Study material: Begin
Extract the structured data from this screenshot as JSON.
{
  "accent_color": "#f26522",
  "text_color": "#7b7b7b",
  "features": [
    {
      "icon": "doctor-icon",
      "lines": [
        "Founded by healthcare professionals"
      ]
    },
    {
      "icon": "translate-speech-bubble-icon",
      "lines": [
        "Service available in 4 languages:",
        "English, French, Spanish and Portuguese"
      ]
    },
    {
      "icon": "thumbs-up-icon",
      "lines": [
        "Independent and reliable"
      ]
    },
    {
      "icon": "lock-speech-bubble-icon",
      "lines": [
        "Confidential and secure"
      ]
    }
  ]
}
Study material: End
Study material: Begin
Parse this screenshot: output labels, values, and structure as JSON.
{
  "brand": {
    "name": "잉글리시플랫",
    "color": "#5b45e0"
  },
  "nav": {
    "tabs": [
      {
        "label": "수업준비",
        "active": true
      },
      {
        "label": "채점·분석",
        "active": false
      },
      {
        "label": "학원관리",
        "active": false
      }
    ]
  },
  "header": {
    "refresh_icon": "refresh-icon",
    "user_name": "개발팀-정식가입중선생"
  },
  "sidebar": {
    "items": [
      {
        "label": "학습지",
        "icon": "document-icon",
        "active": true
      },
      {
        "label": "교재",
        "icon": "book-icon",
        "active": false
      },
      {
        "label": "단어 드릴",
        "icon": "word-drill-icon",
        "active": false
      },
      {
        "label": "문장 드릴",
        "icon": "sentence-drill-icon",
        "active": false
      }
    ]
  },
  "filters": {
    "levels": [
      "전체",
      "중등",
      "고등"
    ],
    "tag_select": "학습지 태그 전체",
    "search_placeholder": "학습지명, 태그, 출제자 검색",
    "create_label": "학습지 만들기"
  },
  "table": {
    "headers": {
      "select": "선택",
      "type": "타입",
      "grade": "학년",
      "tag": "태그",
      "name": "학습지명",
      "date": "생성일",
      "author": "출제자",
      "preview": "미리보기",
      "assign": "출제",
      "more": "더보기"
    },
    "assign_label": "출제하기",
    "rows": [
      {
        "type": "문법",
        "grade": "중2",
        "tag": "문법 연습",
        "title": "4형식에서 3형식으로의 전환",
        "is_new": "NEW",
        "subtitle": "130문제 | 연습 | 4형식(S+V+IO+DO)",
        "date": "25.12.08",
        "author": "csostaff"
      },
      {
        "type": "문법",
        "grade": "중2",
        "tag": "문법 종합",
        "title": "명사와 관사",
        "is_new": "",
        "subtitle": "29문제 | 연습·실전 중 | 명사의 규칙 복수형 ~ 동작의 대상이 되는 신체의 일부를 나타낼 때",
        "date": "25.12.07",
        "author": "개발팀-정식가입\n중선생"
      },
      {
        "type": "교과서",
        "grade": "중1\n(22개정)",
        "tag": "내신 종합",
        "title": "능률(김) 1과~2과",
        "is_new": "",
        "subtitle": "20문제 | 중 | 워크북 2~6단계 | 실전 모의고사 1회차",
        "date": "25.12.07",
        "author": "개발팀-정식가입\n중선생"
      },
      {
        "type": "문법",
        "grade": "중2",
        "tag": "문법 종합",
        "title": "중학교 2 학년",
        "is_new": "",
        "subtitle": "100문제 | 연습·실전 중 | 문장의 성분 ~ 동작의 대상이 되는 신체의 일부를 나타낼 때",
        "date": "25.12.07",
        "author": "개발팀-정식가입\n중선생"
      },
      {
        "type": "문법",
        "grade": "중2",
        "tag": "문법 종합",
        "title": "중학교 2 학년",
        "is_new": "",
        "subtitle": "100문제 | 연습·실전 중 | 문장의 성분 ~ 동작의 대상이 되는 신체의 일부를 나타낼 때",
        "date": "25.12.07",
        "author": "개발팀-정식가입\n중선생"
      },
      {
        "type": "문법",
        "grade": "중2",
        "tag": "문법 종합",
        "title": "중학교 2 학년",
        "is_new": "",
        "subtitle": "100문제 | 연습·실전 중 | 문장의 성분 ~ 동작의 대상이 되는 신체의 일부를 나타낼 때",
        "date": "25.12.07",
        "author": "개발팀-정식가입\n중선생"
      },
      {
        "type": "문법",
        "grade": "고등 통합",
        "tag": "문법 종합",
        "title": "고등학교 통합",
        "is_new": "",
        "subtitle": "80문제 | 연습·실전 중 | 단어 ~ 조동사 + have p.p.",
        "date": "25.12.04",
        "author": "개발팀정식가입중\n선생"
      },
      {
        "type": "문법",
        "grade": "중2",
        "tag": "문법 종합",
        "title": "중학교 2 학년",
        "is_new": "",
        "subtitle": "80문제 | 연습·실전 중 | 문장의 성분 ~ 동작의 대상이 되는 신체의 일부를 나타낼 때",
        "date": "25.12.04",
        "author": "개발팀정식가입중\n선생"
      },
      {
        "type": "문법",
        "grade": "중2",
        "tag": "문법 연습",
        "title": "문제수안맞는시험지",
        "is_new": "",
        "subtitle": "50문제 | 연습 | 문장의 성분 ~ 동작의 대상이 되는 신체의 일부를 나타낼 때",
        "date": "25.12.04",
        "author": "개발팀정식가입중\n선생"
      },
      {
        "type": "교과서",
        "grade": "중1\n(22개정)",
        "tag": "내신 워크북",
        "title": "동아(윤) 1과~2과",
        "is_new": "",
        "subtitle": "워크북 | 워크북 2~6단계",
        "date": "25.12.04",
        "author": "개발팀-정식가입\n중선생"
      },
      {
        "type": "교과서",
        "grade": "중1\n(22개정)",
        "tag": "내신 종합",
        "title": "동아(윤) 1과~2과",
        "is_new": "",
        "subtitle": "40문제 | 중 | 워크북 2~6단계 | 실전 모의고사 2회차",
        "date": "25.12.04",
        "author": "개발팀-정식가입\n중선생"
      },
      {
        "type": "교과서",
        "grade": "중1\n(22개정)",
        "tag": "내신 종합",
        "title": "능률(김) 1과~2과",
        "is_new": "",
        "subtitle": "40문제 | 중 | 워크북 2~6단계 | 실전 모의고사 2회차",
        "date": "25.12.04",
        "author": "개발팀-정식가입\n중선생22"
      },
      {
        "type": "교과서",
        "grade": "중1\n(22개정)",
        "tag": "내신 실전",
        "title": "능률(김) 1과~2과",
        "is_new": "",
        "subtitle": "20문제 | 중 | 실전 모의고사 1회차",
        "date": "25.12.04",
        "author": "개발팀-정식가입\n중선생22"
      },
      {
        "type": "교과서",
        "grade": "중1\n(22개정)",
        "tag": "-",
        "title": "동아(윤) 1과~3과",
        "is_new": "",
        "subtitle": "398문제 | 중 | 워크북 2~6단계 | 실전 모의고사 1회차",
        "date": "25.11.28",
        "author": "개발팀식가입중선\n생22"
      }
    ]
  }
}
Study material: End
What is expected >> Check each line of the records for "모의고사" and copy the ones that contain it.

Your solution >>
        "subtitle": "20문제 | 중 | 워크북 2~6단계 | 실전 모의고사 1회차",
        "subtitle": "40문제 | 중 | 워크북 2~6단계 | 실전 모의고사 2회차",
        "subtitle": "40문제 | 중 | 워크북 2~6단계 | 실전 모의고사 2회차",
        "subtitle": "20문제 | 중 | 실전 모의고사 1회차",
        "subtitle": "398문제 | 중 | 워크북 2~6단계 | 실전 모의고사 1회차",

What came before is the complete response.